Yep it was the Gabba precinct, Brisbane’s hallowed cricket stadium. So what else could it be but a cricket match? And not just any ordinary cricket match, but the Ashes itself. A lot of my friends went to the opening day yesterday so it has been all the talk in Brisbane of late, on the radio, on the telly, in the streets… cricket fever has hit this country hard! And probably in England too, in fact there quite a few red English shirts in the crowd too, dotted between the yellow and green. And the Barmy Army is here too – England’s patriotic cricket fan base.
If you’re new to Australia or just wondering what all the fuss is about, let me reassure you the Ashes are a big deal – that is for any self respecting Aussie or English person, and anyone else in the cricketing world. So that means also places like New Zealand, India, Pakistan, Sri Lanka and the West Indies.
What the heck is it?
The Ashes are basically cricket’s most celebrated rivalry between England and Australia and have a tradition dating back to 1882. So maybe you’ll start to appreciate just what is at stake. The Ashes series comprises five Test matches and is held biennially and alternates between the hemispheres.
If you’re wondering where the name came from well, Australia beat England in an 1882 match – Aussie Aussie Aussie!! – and a British newspaper declared English cricket had died that day at the oval and would be affectionately remembered. While it was the ninth test between the countries, it was the first time Australia won and it was the first time England had been beaten by a colony!
Regaining the Ashes
During the next tour an urn containing ashes of cricket equipment was presented to the English captain in their quest to “regain the Ashes” and the urn has been bandied around ever since. Unfortunately the English currently hold the crown thanks to their win in the 2009 series and it’s Australians turn to regain the said Ashes – possibly the world’s smallest cricketing trophy.
Check it out
So now you know all about it, you might like to check it out in these locations over the summer.
First Test: 25-29 November, 2010 (Brisbane)
Second Test: 3-7 December, 2010 (Adelaide)
Third Test: 16-20 December, 2010 (Perth)
Fourth Test: 26-30 December, 2010 (Melbourne)
Fifth Test: 3-7 January, 2011 (Sydney)

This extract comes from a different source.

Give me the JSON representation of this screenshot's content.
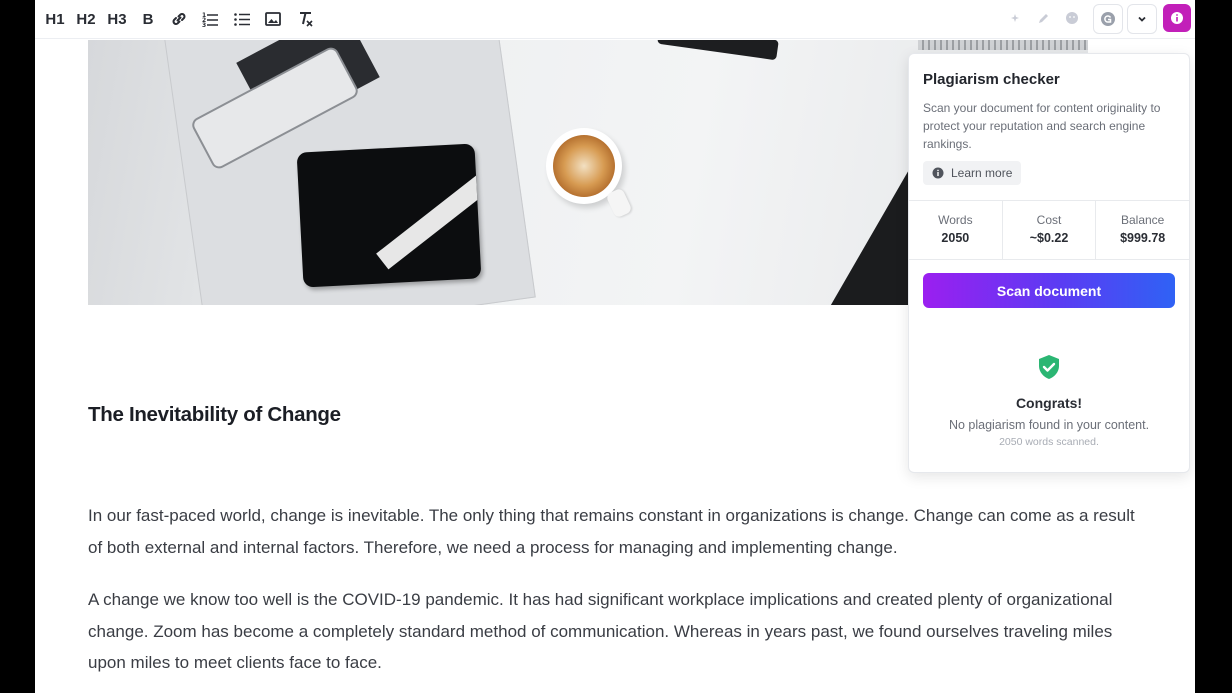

Not only will attendance get you some inside knowledge on this odd game, but you could well be part of history. Plus all the stadiums are in VIP locations so you have a fine choice of beds and tours to choose from as well.
Go the green and gold
Enjoy, and don’t forget to wear your green and gold and barrack for Australia!! Sorry, but yes we are more than a little biased in this part of the world.
Hope you’re enjoying the VIP Backpacker’s Travel Blog. There’ll be an update added every other Friday, so keep tuning in to keep your travel dreams alive! If there are any travel topics you want covered feel free to contact me, Jo, at firstname.lastname@example.org